In 2021, Poshmark.com launched their Brand Closets initiative, inviting branded manufacturers to interact with their users and opening the platform to sell a combination of used and new fashion. “The fact that all this is happening is an indication that we’re witnessing a new wave of e-commerce,” Park says. “I don’t think it’s a temporary boom. From a retail business perspective, this is a huge trend that will go mainstream and continue to grow.”

Other brands are launching resale operations in-house, such as Levi’s Secondhand.Levi.com and fast-fashion giant H&M’s Rewear.hm.com, claiming to provide a sustainable fashion-buying alternative, but Park cautions, “I’m not confident that secondhand fashion can solve the sustainability issues that fast fashion has created over the past decade. Depending on how brands are participating in their resale operations, it could be a greenwash claim—just another way to make sales and reach more consumers.” Notably, H&M’s Conscious Collection that is marketed as sustainably-made clothing caters to only a small fraction of its customers, suggesting that the company cares less about environmental impacts and more about satisfying a segment of its customer base.
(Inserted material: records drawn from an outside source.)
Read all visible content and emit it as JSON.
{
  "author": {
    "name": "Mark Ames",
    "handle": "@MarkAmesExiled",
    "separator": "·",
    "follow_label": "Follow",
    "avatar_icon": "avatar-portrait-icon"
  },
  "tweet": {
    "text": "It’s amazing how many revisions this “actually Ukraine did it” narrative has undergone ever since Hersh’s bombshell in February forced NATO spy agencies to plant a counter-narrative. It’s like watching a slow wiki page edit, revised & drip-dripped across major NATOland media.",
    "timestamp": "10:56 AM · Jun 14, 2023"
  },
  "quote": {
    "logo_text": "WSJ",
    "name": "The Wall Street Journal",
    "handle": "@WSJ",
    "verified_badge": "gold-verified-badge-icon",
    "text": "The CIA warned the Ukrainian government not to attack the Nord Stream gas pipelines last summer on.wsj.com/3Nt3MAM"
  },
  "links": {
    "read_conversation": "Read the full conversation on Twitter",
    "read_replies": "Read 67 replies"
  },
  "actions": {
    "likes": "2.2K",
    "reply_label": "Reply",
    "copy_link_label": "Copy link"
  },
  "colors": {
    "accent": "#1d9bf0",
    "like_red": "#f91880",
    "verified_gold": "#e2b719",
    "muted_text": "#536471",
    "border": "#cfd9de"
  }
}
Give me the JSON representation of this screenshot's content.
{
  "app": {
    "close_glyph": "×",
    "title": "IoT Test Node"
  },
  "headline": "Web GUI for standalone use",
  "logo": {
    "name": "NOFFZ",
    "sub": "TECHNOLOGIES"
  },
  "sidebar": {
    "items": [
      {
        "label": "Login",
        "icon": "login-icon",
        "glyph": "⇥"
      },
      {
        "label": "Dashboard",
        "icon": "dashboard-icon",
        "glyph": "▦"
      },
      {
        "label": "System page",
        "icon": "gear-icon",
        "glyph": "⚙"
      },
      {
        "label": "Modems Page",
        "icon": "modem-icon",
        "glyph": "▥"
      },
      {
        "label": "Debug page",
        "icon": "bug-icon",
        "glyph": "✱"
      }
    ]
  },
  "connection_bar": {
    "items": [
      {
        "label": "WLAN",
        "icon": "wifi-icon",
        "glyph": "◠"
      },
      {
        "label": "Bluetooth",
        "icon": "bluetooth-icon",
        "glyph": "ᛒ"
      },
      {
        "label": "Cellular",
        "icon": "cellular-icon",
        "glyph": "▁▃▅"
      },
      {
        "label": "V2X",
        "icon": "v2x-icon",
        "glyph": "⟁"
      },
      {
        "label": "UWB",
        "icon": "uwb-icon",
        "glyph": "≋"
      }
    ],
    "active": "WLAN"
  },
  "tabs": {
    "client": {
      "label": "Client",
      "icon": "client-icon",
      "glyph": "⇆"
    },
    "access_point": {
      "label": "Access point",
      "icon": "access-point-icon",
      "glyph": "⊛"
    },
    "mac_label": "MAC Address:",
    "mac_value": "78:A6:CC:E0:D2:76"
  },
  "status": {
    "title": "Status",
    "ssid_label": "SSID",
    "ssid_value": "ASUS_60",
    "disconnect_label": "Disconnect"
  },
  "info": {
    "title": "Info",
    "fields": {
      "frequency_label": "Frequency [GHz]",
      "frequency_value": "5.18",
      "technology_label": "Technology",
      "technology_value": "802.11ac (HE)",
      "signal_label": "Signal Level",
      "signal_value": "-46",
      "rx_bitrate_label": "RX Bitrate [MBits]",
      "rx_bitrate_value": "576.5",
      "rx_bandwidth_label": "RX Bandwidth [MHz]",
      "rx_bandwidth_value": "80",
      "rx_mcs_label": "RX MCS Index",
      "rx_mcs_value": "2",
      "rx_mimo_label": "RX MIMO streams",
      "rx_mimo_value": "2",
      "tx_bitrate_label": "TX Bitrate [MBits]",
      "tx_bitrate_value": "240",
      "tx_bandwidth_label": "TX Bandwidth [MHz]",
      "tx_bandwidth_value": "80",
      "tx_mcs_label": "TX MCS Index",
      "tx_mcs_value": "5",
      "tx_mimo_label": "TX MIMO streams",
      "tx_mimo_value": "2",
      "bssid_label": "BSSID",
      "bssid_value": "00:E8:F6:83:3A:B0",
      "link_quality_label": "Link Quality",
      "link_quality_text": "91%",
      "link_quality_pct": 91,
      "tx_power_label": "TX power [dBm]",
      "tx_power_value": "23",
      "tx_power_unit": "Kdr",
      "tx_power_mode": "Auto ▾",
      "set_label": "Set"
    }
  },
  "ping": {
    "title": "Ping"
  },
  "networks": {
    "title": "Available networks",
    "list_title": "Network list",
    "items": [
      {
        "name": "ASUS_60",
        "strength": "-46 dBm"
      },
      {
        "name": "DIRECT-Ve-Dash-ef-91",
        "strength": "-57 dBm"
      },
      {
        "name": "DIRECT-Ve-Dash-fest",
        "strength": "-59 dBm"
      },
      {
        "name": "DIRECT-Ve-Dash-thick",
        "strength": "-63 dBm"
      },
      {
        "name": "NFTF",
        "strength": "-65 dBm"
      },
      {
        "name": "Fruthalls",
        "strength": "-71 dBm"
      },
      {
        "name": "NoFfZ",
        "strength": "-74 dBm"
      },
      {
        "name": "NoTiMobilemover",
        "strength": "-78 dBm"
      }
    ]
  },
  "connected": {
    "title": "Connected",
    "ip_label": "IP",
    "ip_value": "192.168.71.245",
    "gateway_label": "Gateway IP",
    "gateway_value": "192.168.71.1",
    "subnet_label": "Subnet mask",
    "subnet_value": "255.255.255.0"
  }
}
In contrast, Park says, Patagonia’s resale program is an enviable environmental example. “Patagonia began running their Worn Wear resale campaign long before this secondhand shopping boom. They educate consumers about how to take care of their gear, offer alteration services and encourage the long-term wear and resale of their clothes,” she explains.

The Secondhand Surge and the Environment
ThredUp.com’s marketing materials assert that by extending the life of used clothing, fewer new garments need to be produced, helping to reduce the carbon, waste and water footprints associated with the production of textiles and apparel. In 2021, Manish Chandra, founder and CEO of PoshMark.com, stated, “Consumers are prioritizing the impact that their purchases have on the environment.”

Park cautions that even though resale platforms tout environmental benefits, consumer behavior will ultimately determine whether the online surge makes a positive environmental impact. In a recent study involving young consumers living in Oklahoma, Park sought to understand why they were choosing to buy and sell secondhand clothing online. Their most prominent motives were saving money and shopping convenience.

“Not many respondents saw this type of consumption as a way to save the environment,” she laments. “If consumers buy secondhand goods to curtail their spending on new clothes or to find better quality garments than fast fashion, then it will be good for the environment, but if they buy and sell used clothes in addition to their regular shopping as another way to shop for marked-down products, then there will be no environmental benefit.”

To protect the planet, Park advises, the goal should be to buy nothing or buy less. “It’s okay to purchase $10 jeans, but get one pair, not five. Don’t have a one-night-stand relationship with your clothes. Love them, take care of them and wear them until they’re falling apart.”

Sandra Yeyati, J.D., is a professional writer and editor. Reach her at This email address is being protected from spambots. You need JavaScript enabled to view it..  

Read 419 times

Information/Disclaimer

We do not necessarily endorse the views expressed in the articles and advertisements contained on this website, nor are we responsible for the products and services advertised.

The information contained herein is not intended to diagnose, treat, cure or prevent any disease or medical condition. Always seek the advice of your medical professional.

Recent Featured Articles

  • Soothing Scents   Top Eight Essential Oils for Anxiety Relief   Essential oils are highly concentrated compounds…
    Read more...
  • Sustainable Shellfish   Superfood of the Sea   The perfect food may not be underfoot, but rather,…
    Read more...

Contact Information

Michigan Healthy Living
& Sustainability, Inc.
d.b.a. Natural Awakenings of East Michigan
PO Box 283, Oxford, MI 48371

Telephone: 248-628-0125
Contact us by eMail